__Work instructions__.
Nothing but the lines from the one showing "Decode this image" through the final line of the data below belongs in the answer, duplicated exactly and without pictures.

(Entries from a dataset of interfaces)
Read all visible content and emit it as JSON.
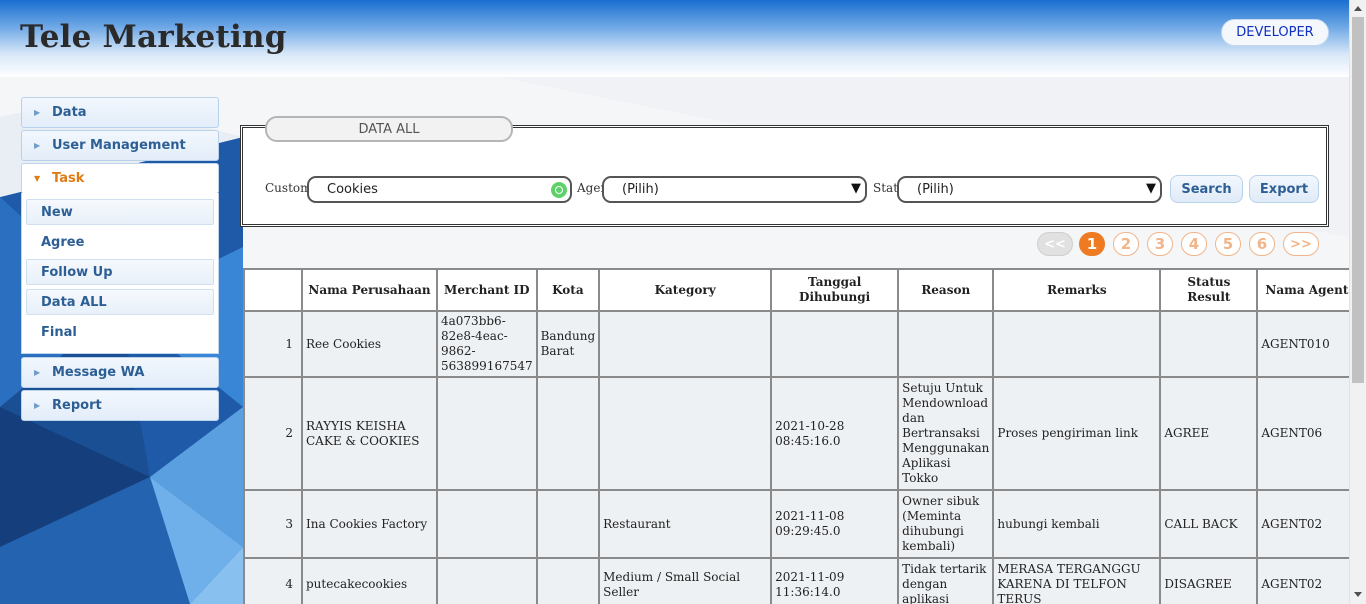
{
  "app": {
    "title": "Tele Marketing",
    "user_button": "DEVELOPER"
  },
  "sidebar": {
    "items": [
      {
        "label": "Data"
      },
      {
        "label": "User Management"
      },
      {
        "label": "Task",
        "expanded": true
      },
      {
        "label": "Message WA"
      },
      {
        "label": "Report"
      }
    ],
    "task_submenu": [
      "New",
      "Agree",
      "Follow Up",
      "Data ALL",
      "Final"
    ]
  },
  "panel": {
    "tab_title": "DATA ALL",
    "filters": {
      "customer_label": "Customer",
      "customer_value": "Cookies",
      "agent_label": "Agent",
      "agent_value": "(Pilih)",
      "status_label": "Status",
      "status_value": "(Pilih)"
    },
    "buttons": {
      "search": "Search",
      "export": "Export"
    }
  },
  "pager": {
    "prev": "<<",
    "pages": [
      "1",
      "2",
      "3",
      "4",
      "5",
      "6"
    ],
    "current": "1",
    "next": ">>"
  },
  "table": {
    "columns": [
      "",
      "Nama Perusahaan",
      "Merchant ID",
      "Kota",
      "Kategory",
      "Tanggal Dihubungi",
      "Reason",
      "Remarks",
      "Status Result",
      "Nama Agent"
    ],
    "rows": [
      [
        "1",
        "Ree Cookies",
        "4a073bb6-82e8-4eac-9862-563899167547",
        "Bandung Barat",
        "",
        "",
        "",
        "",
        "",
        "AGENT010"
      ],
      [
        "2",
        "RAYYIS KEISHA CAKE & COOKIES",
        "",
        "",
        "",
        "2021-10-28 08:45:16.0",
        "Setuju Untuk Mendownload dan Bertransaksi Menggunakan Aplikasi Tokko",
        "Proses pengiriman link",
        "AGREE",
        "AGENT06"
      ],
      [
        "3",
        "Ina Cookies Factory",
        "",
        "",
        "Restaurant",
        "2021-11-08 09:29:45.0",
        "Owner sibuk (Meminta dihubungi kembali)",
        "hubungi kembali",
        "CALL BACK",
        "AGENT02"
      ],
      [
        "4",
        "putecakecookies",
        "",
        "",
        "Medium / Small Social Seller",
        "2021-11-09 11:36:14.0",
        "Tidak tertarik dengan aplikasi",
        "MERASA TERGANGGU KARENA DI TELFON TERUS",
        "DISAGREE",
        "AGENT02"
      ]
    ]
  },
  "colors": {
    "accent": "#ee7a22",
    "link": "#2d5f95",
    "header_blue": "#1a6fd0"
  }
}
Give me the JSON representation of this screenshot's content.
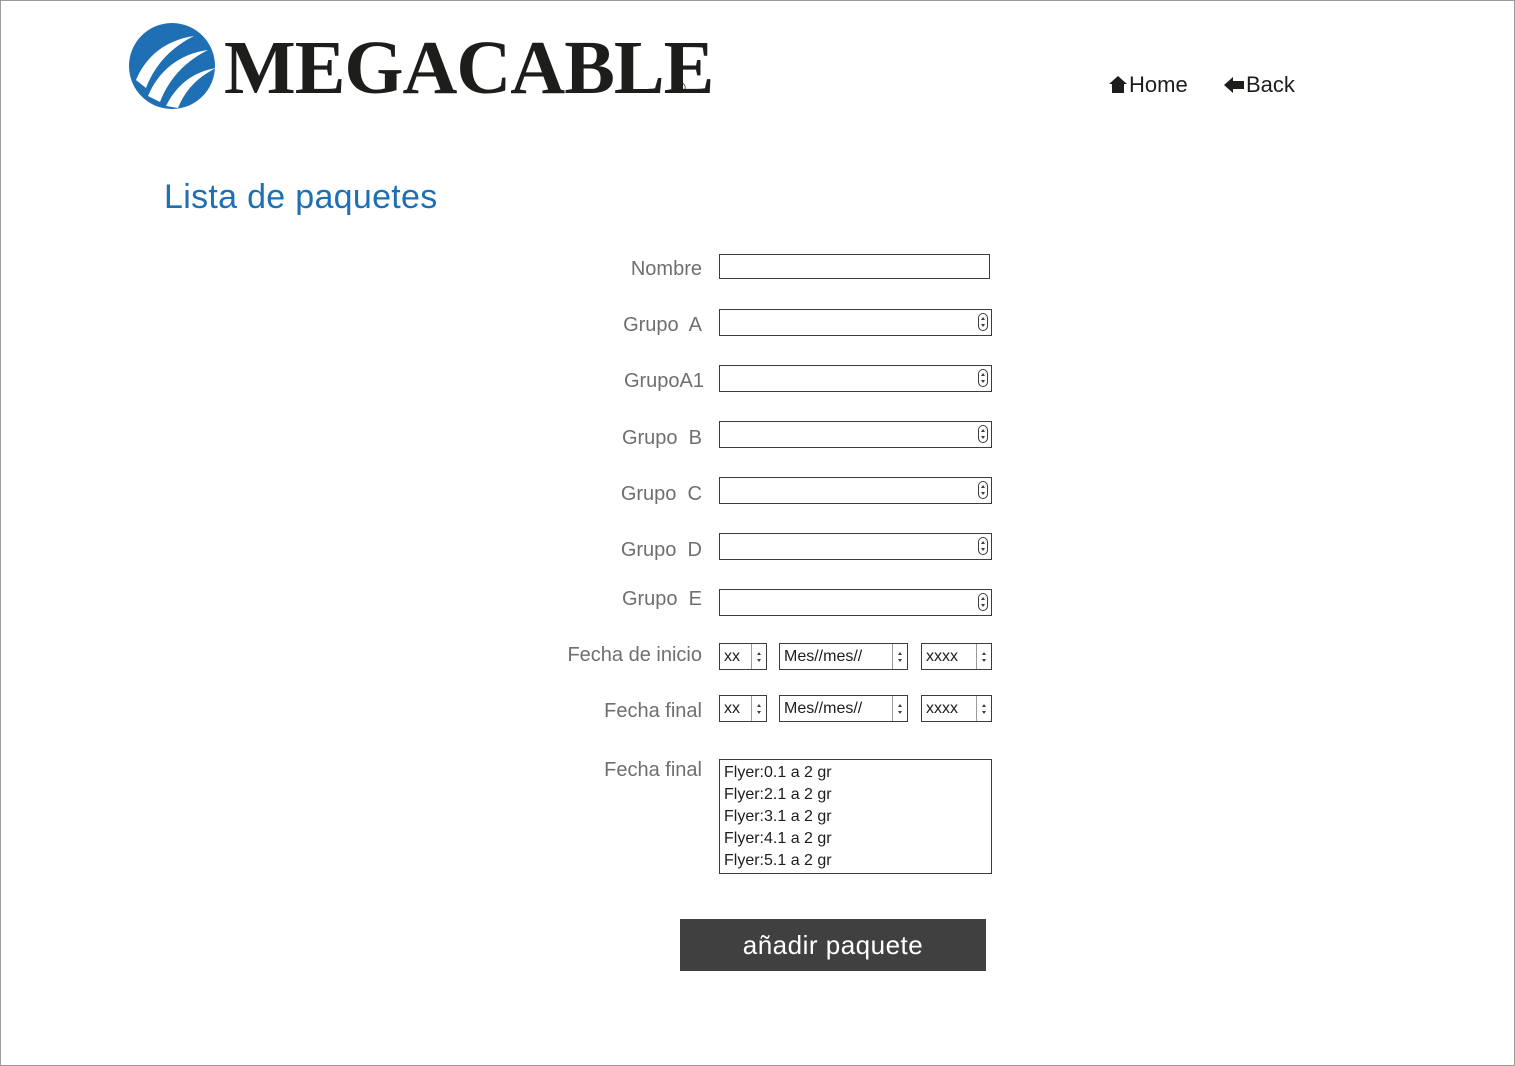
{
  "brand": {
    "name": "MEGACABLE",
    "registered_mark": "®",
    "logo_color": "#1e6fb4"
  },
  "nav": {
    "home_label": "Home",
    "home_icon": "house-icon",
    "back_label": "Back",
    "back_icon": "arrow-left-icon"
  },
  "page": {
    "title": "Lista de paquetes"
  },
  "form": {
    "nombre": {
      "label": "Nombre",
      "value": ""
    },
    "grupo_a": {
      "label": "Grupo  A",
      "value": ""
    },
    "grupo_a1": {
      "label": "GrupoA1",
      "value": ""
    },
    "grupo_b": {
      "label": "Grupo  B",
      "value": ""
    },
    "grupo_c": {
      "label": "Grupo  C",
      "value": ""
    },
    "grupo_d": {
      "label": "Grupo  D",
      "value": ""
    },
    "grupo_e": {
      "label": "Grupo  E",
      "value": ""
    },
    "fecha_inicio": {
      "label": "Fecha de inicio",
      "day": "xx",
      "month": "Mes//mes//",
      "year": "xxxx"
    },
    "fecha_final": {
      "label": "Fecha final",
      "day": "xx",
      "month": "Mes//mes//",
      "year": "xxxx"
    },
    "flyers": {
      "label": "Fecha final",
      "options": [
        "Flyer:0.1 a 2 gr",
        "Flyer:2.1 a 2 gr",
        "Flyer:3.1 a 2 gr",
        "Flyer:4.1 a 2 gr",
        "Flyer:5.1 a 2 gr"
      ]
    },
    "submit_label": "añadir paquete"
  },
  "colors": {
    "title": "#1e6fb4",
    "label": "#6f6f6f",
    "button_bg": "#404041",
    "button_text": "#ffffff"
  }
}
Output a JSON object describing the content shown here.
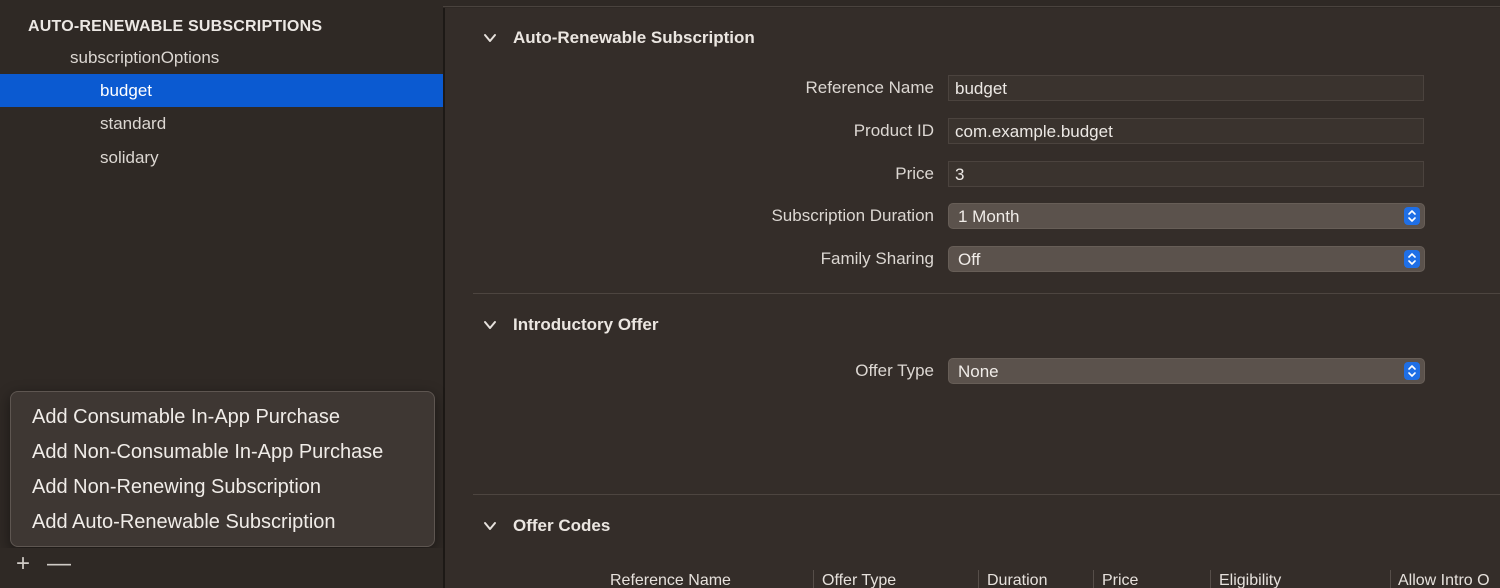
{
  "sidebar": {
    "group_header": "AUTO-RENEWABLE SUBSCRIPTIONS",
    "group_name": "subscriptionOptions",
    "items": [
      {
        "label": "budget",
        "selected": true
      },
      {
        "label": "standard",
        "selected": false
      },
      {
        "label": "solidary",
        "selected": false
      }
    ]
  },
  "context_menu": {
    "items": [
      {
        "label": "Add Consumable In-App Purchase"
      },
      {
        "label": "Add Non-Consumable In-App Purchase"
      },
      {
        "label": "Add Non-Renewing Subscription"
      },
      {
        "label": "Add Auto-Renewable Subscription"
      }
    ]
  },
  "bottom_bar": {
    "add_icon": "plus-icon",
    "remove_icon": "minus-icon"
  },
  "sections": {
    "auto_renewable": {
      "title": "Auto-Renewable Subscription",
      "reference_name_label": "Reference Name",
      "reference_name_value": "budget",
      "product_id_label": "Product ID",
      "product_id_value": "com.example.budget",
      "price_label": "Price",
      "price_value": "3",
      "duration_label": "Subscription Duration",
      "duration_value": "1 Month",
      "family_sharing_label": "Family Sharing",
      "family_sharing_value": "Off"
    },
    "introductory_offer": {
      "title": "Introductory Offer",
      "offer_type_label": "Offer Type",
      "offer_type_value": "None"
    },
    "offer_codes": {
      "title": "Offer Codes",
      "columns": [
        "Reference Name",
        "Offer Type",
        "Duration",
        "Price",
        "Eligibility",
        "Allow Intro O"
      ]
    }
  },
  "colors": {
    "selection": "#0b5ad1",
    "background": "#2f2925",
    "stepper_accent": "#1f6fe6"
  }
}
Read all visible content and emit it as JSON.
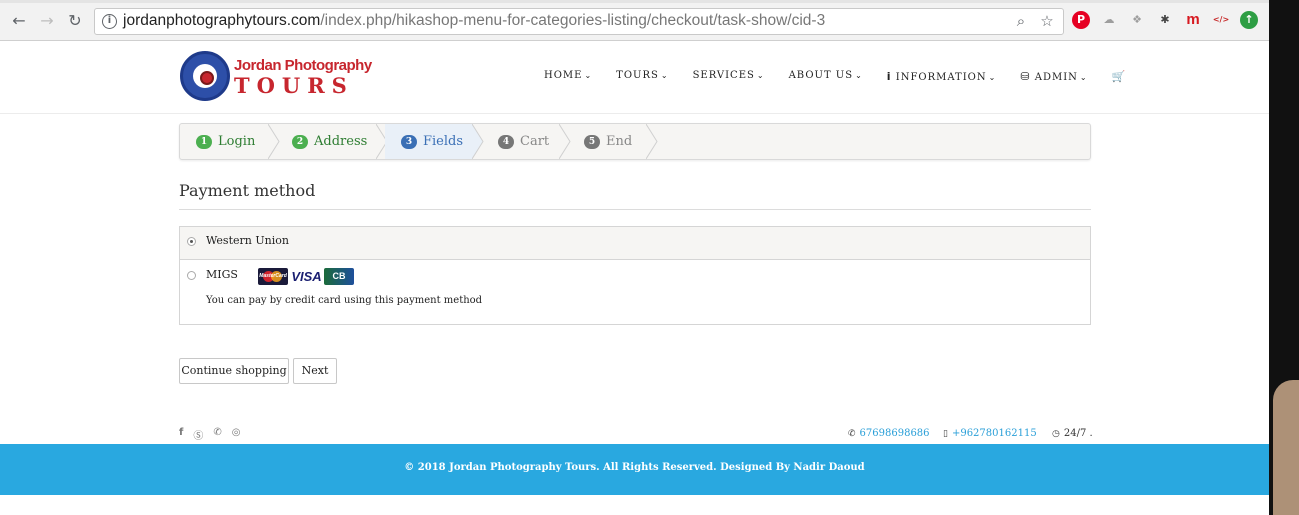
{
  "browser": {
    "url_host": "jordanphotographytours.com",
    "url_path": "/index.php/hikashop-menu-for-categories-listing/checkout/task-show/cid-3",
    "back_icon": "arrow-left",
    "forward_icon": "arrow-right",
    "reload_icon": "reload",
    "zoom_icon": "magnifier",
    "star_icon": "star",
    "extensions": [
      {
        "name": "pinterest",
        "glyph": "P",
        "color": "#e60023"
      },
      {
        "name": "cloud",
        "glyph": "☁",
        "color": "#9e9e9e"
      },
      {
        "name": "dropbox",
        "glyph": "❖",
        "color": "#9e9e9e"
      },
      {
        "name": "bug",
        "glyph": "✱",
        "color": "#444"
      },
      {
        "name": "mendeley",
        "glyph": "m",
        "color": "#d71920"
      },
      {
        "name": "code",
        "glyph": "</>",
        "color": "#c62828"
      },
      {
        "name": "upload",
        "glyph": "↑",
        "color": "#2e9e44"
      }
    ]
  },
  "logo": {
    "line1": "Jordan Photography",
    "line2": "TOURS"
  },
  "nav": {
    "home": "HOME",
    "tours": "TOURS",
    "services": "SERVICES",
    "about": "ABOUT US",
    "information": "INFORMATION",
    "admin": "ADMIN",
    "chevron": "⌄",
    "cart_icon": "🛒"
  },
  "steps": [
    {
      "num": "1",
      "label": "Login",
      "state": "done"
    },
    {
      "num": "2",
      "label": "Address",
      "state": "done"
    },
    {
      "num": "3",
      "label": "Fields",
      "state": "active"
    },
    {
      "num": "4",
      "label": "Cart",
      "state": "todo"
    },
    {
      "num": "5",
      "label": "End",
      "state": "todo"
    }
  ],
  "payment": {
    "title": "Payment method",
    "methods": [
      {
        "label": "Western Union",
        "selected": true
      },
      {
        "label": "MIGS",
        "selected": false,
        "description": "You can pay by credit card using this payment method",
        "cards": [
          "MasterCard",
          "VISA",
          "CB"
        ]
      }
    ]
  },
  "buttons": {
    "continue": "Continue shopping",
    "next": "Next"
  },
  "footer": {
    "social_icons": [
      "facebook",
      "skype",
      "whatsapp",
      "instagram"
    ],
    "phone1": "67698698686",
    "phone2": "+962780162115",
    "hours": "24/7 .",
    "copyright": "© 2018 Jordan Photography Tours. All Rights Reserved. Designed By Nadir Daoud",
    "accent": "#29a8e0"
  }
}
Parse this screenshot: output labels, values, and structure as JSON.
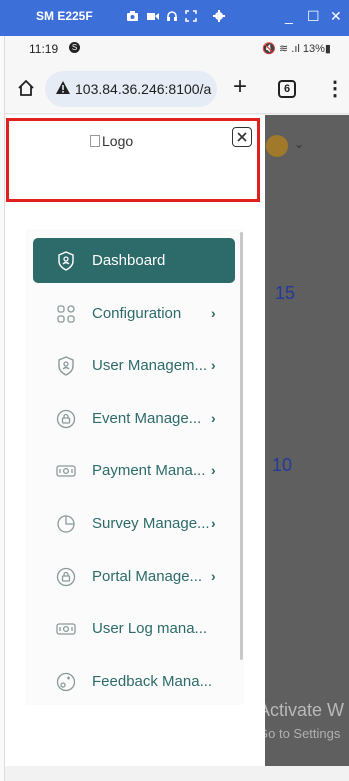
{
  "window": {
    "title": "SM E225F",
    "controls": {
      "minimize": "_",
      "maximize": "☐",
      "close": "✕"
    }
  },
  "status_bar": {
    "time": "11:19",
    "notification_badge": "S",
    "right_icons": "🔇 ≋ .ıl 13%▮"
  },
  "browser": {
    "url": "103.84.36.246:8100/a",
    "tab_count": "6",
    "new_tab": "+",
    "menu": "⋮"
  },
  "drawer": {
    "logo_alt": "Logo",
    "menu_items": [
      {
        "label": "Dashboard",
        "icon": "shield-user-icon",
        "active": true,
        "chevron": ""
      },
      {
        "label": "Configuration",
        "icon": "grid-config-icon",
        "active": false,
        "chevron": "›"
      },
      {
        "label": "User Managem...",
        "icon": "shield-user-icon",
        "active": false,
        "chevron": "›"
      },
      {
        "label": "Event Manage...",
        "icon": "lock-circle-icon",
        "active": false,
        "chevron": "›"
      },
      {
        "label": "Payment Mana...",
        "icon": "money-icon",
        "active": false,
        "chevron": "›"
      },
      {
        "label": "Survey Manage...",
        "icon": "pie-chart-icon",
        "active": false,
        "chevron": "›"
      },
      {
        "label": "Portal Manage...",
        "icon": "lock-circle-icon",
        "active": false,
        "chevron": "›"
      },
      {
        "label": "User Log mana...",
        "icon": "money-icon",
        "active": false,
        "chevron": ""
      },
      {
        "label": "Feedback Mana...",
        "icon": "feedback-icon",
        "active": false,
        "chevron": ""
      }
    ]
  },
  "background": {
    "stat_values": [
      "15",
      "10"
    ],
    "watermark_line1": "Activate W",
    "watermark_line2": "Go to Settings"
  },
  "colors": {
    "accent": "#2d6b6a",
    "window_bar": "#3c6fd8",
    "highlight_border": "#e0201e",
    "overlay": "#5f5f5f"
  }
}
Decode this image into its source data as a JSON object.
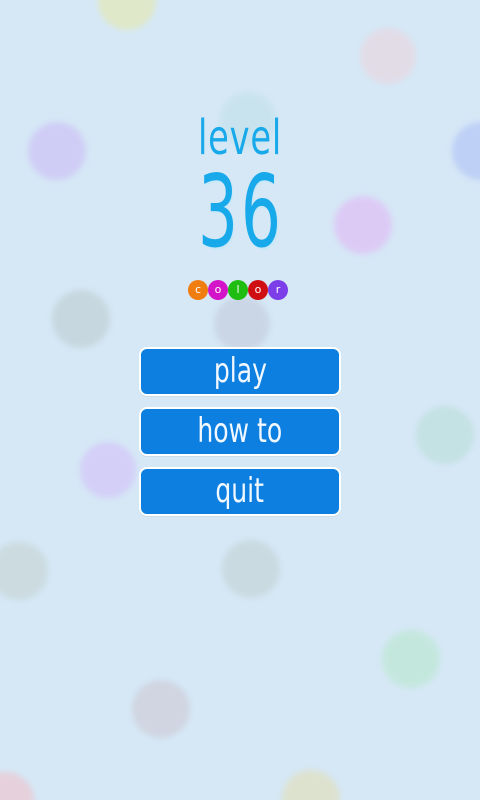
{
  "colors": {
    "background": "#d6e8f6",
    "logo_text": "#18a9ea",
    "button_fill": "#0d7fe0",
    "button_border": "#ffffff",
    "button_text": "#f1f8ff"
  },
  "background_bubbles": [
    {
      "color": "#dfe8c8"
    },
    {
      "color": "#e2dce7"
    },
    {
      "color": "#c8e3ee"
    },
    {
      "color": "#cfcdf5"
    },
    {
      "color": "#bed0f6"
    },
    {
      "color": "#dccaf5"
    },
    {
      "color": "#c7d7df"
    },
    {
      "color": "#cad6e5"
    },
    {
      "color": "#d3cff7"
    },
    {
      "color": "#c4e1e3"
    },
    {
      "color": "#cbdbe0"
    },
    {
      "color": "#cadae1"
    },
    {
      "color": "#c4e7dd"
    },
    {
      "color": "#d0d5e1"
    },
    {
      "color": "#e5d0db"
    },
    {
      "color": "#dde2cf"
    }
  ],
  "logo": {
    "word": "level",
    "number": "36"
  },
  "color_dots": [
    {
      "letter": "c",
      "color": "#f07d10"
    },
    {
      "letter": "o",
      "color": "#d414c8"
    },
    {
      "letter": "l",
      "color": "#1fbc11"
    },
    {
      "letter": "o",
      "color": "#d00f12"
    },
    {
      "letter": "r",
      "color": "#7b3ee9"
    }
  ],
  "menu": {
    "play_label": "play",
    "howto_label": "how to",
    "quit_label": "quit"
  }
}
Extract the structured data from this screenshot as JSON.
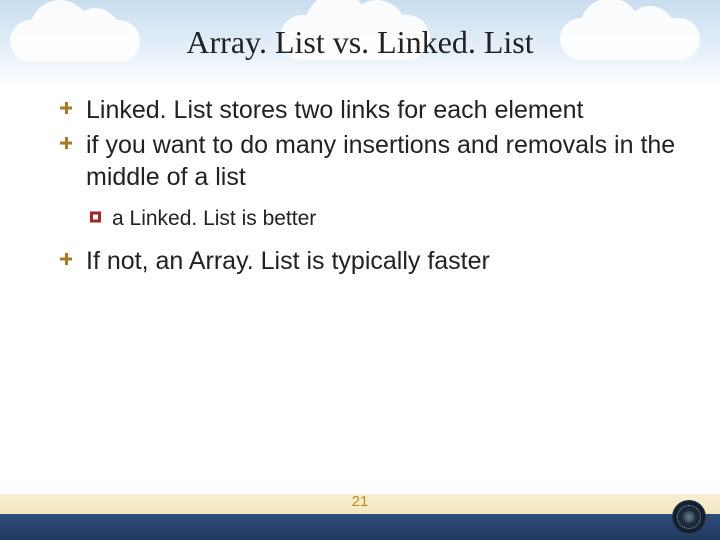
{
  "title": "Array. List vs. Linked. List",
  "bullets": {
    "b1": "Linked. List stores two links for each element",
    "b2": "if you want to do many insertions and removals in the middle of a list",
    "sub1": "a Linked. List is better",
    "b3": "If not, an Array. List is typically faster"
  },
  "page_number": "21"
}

__Answer box__.
Decode this image into its source data as a JSON object.
{
  "colors": {
    "background": "#d6e8f6",
    "logo_text": "#18a9ea",
    "button_fill": "#0d7fe0",
    "button_border": "#ffffff",
    "button_text": "#f1f8ff"
  },
  "background_bubbles": [
    {
      "color": "#dfe8c8"
    },
    {
      "color": "#e2dce7"
    },
    {
      "color": "#c8e3ee"
    },
    {
      "color": "#cfcdf5"
    },
    {
      "color": "#bed0f6"
    },
    {
      "color": "#dccaf5"
    },
    {
      "color": "#c7d7df"
    },
    {
      "color": "#cad6e5"
    },
    {
      "color": "#d3cff7"
    },
    {
      "color": "#c4e1e3"
    },
    {
      "color": "#cbdbe0"
    },
    {
      "color": "#cadae1"
    },
    {
      "color": "#c4e7dd"
    },
    {
      "color": "#d0d5e1"
    },
    {
      "color": "#e5d0db"
    },
    {
      "color": "#dde2cf"
    }
  ],
  "logo": {
    "word": "level",
    "number": "36"
  },
  "color_dots": [
    {
      "letter": "c",
      "color": "#f07d10"
    },
    {
      "letter": "o",
      "color": "#d414c8"
    },
    {
      "letter": "l",
      "color": "#1fbc11"
    },
    {
      "letter": "o",
      "color": "#d00f12"
    },
    {
      "letter": "r",
      "color": "#7b3ee9"
    }
  ],
  "menu": {
    "play_label": "play",
    "howto_label": "how to",
    "quit_label": "quit"
  }
}
Extract the structured data from this screenshot as JSON.
{
  "title": "Array. List vs. Linked. List",
  "bullets": {
    "b1": "Linked. List stores two links for each element",
    "b2": "if you want to do many insertions and removals in the middle of a list",
    "sub1": "a Linked. List is better",
    "b3": "If not, an Array. List is typically faster"
  },
  "page_number": "21"
}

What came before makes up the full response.